New brown signs have appeared here and there on the roadside saying, in French, something like "A district of traditional culture." It's a step; at least someone recognizes that the traditional face of the city of Beirut, the architecture that survived the civil war, deserves attention, care, and preservation.
Two years ago we were impressed by the energy of the new construction in this city. Grand, enormous luxury hotels going up by the waterfront. We also heard a lot of worries then about the number of old buildings, the city’s architectural heritage, being torn down and replaced with modern, more expensive housing. That worry is still there. Some of the hotels are finished, some buildings have been saved, the noise of new construction still greets us every day, and the major change we’ve noticed is that a dense, busy, often noisy city is now more of all those things because more people are living here than ever.
Anne and I walk the streets of the city, taking pictures of the now mostly isolated buildings in the old Arab or Ottoman style, hoping they can be maintained, saved, preserved from the next development scheme.
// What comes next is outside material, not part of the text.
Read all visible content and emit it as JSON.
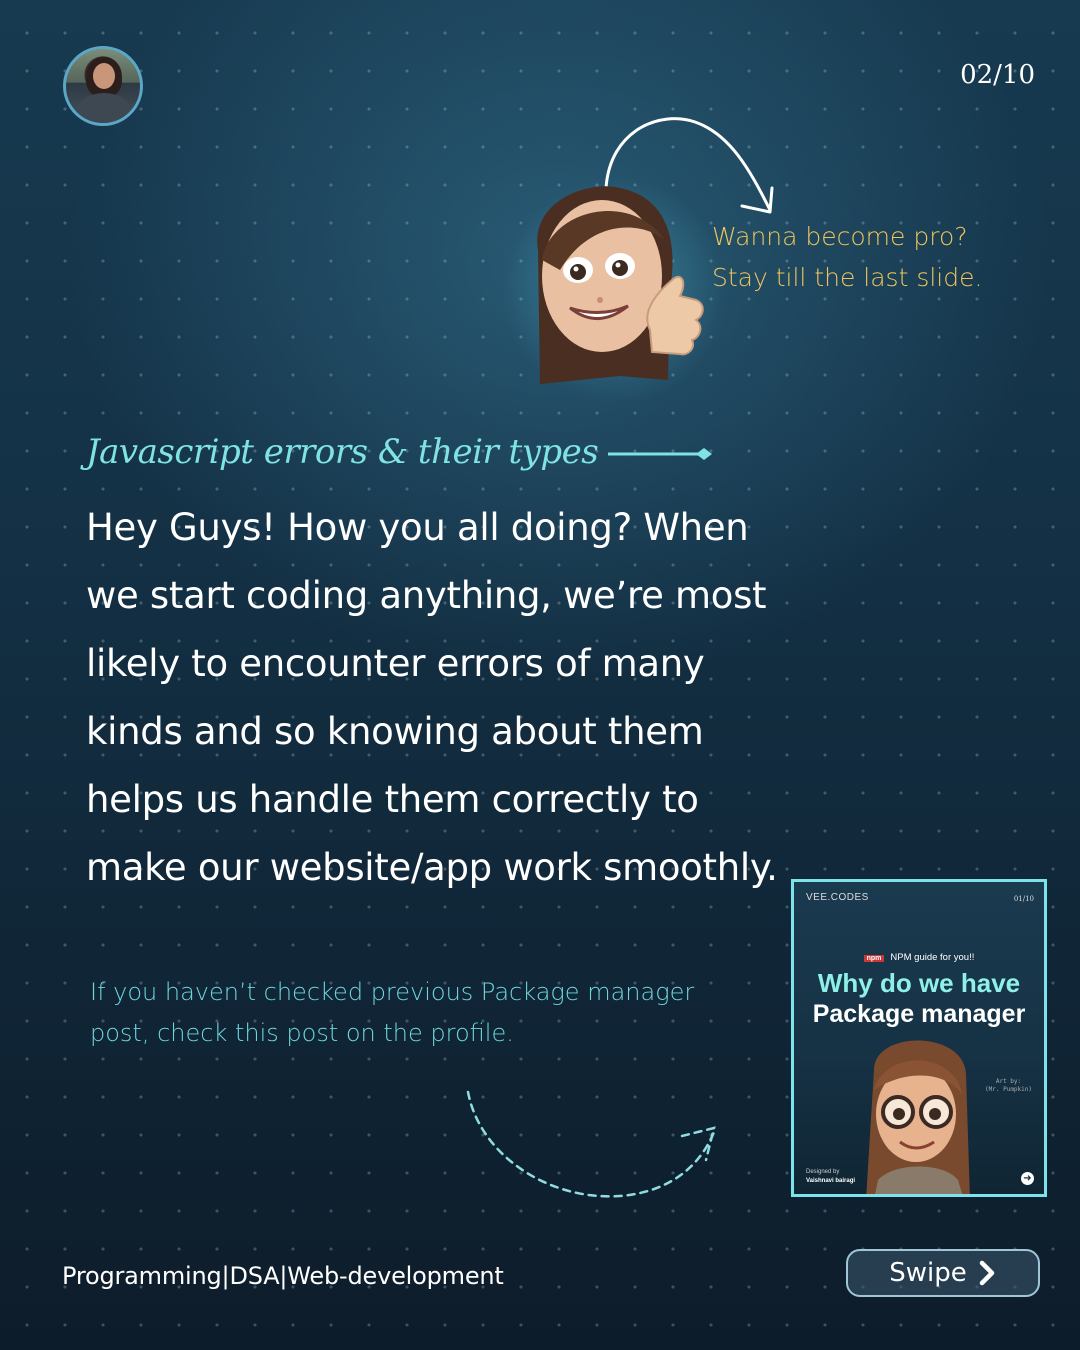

More typically in the central city – the areas people want to visit; they places where they want to live -- they are being replaced by larger modern buildings, and the city loses its character as a result. (See pic at left)
We revisit some favorite spots. The remains of the Roman baths (second photo, left), abutting the government building known as the Serail, survived the rebuilding of the downtown after the destruction of the Lebanese Civil War. An old building like the “Quo Vadis,” (third photo) restaurant or hotel once frequented by foreigners, survives in splendid desolation. Maybe it will escape destruction by redevelopment.
More security conscious from the spillover of the Syrian war, some residents are locking doors that weren’t locked before. We see more uniforms on the street; some recognizably Lebanese army, some in the gray camo fatigues adopted by the new city security force whose job, I suspect, is to make sure people in Beirut feel secure in the fact of the bombings in other parts of the country by factions supporting one side or the other in the Syrian war and the other spillover of that horrifying disaster, a million refugees.
Many of these inevitably end up in Beirut, where half of the country’s population already lives; housing has grown scarce, rents are up, and jobs scarce. As visitors, we encounter some refugees living a hand to mouth existence. Black head scarves covering all their hair, gowned mostly in black as well, some women sit on the sidewalk with their back to a wall waiting for people like us to pass by. Generally accompanied by a small child, they hold out one hand and emit a sing-song plea for alms in Arabic. If the children are old enough to run around by themselves they do a more aggressive begging, approaching with similar chanted pleas and then running alongside their target, foreigners for sure, as we try to walk away. The Lebanese are used to them, speak their language, and decide on their own terms whether to tolerate them or not.
People make their own decisions on how to respond to a phenomenon the city has not experienced in the past. Some store owners chase them away. The same people who chase the children away in public may be giving to them privately through organized charities.Anne has made a practice of changing larger bills to gather some small denomination 1,000 Lebanese Lira notes (less than a dollar). Keep them separately in a pocket, Sonya urged; that way you don’t have to open your wallet, exposing the rest of your liquid wealth.
Anne hands the bills to the women or children who solicit us. A very small gesture in a very big world.